Likewise, we might say we want something awful to happen to a rude driver, or a malicious co-worker, or an incompetent retail clerk. When we think more deeply about our own lives and experiences, though, we have occasionally done something that inconvenienced (or even endangered) another driver on the road because we were in a hurry or we weren't paying attention. Perhaps we have also made decisions that other people didn't like because it was part of our job. We may even have been thrown off by a simple process because one little thing in our environment was different, or we were distracted by something else in our personal lives. 

As much as we may get angry or frustrated when other people's behavior inconveniences us or challenges us, we actually don't want to live in a world where a sort of vicious karma punishes our every mistake with misfortune. We actually want people to be graceful with us when we almost miss our exit on the freeway, or when we make a thoughtful decision that has painful consequences for someone, or when we just have a moment when our brains aren't firing on all cylinders. We want to be known and understood. We want other people to see our inherent worth and dignity -- and to acknowledge and respect our unique abilities and strengths that may have required a lot of hard work to cultivate. 

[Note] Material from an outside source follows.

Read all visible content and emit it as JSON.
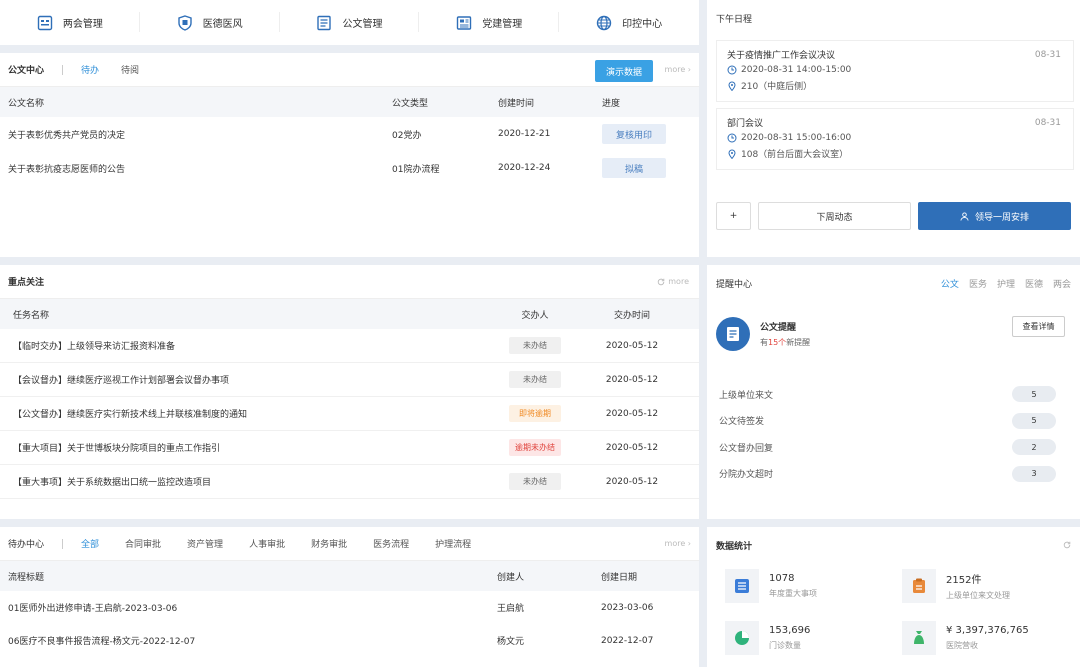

Our anxiety prompts us to hold ourselves apart, to demand something different for our own lives than we hope for in the lives of others. Our fear prompts us to defend our own difficult decisions by mocking the difficult decisions of others. Our fear prompts us to refuse rights to other people because we think their freedom will somehow jeopardize our own rights and freedom. Our fear prompts us toward scarcity thinking, believing that I can't have what I need if someone else gets what they need. Either/or propositions are fueled by our anxiety, just as the idea of "selfishness" is really a way of saying that we allow our fear to convince us that we want something we don't actually want -- our anxiety doesn't let us get past the surface level desires to what we most deeply value.

When we are able to connect with what we most deeply value, we begin to realize that what we want requires well-being in our own lives and well-being in the lives of those around us. When we are willing to cast a vision of wholeness for our lives -- or our neighborhoods, or our workplaces, or the world -- we see that our lives are interconnected with the lives of others, that we cannot experience wholeness and well-being in our lives without contributing to wholeness and well-being in the lives of others. Yet we cannot connect with what we most deeply value, what we most deeply want, without learning to manage our own anxiety and confronting our tendency toward lazy thinking. And we cannot learn to manage our own anxiety or confront our mental laziness by focusing on other people. We have to turn our gaze inward and develop our own selves if we want to maximize the meaningful contribution we are able to make in the world.

So, there is really no such thing as selfishness. There are degrees of emotional immaturity and maturity. There are habits of lazy, flawed thinking that we can change and develop into more mature, intentional thought processes. There are anxious, fear-driven reactions that keep us from living with integrity to what actually matters most to us. And there are more emotionally mature, self-aware actions that align with our deepest values and create greater wholeness in our own lives and the lives of others. Well-being is only an either/or proposition when we allow our flawed, surface level, anxious, scarcity thinking to run the show. When we are honest, we acknowledge that well-being in our own lives is inextricably connected to well-being in the lives of others. And when we focus on our own capacity to clarify our deepest values and live with integrity to those values, we transform the world.